At the meeting, Lempke finds Billy emaciated and near death. To prevent further attacks on his people (especially his granddaughter), he finally agrees to lift the curse. Lempke explains that the curse cannot be removed, only transferred to another person. Chanting a spell, he mixes Billy's blood into a strawberry pie. Lempke states that after being consumed by an unsuspecting person, the pie causes painful but rapid death, and the curse will be lifted. He urges Billy to eat the pie himself and die with dignity, but Billy refuses. He calls Linda, telling her to spend the night at her friend's house, so that he and Heidi have the evening to themselves. He arrives home and presents to Heidi the strawberry pie, which happens to be her favorite flavor. She delightedly eats a piece, while Billy heads to bed, exhausted.

The next morning, Billy finds Heidi's desiccated corpse next to him. He is gleeful to be free of the curse and of what he believes is his disloyal wife. However, when he goes downstairs, he finds to his horror that Linda, who came home after he went to bed, had eaten some of the pie for breakfast. Wracked with guilt, he prepares to eat the rest of the pie. However, Billy is interrupted by Dr. Houston, who is at the door. Seeing Billy, the doctor grows uncomfortable and struggles to explain his early and unannounced presence. Billy invites Houston in for a piece of pie, and closes the door with a smirk, after referring to Houston as "white doctor from town" in Lempke's dialect.


Critical receptionEdit

Thinner received generally negative reviews from critics. The film holds a rating of 15% on Rotten Tomatoes, based on 20 reviews.[2] James Berardinelli gave the film two stars out of four, writing: "Thinner could have been an opportunity to examine the ethics of a slick lawyer who refuses to accept responsibility for his actions. ... Unfortunately, questions of morality are of secondary importance to a film that emphasizes its Death Wish aspects."[3] Owen Gleiberman of Entertainment Weekly gave the film a D rating, writing: "Like too many Stephen King movies, Thinner is all (emaciated) concept and no follow-through."[4] A more positive review came from Mick LaSalle of the San Francisco Chronicle, who called Thinner "one of the better Stephen King-derived movies."[5]

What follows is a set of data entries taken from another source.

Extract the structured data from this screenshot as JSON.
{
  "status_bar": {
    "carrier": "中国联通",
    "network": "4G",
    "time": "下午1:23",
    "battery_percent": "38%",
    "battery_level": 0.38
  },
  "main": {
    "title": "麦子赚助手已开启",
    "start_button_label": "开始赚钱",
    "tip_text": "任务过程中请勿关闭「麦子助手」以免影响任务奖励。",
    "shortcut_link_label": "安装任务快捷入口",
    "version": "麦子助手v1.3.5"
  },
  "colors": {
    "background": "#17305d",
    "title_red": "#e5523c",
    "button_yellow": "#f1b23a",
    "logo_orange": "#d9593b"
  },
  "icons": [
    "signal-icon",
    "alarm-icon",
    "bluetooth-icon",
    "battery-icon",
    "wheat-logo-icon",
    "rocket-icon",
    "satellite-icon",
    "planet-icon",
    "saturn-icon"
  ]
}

In the book Creepshows: The Illustrated Stephen King Movie Guide, author Stephen Graham Jones says that the movie's critical failure and near financial failure was based on the fact that the "mean-spirited film did not have one single likable character."[citation needed]


  1. ^ "Stephen King's Thinner (1996)". Box Office Mojo. Retrieved 2009-09-11.
  2. ^ Thinner - Rotten Tomatoes
  3. ^ Thinner - A Film Review by James Berardinelli
  4. ^ Movie Review: 'Stephen King's Thinner' Review | Movie Reviews and News |
  5. ^ Losing Weight, the Stephen King Way

External linksEdit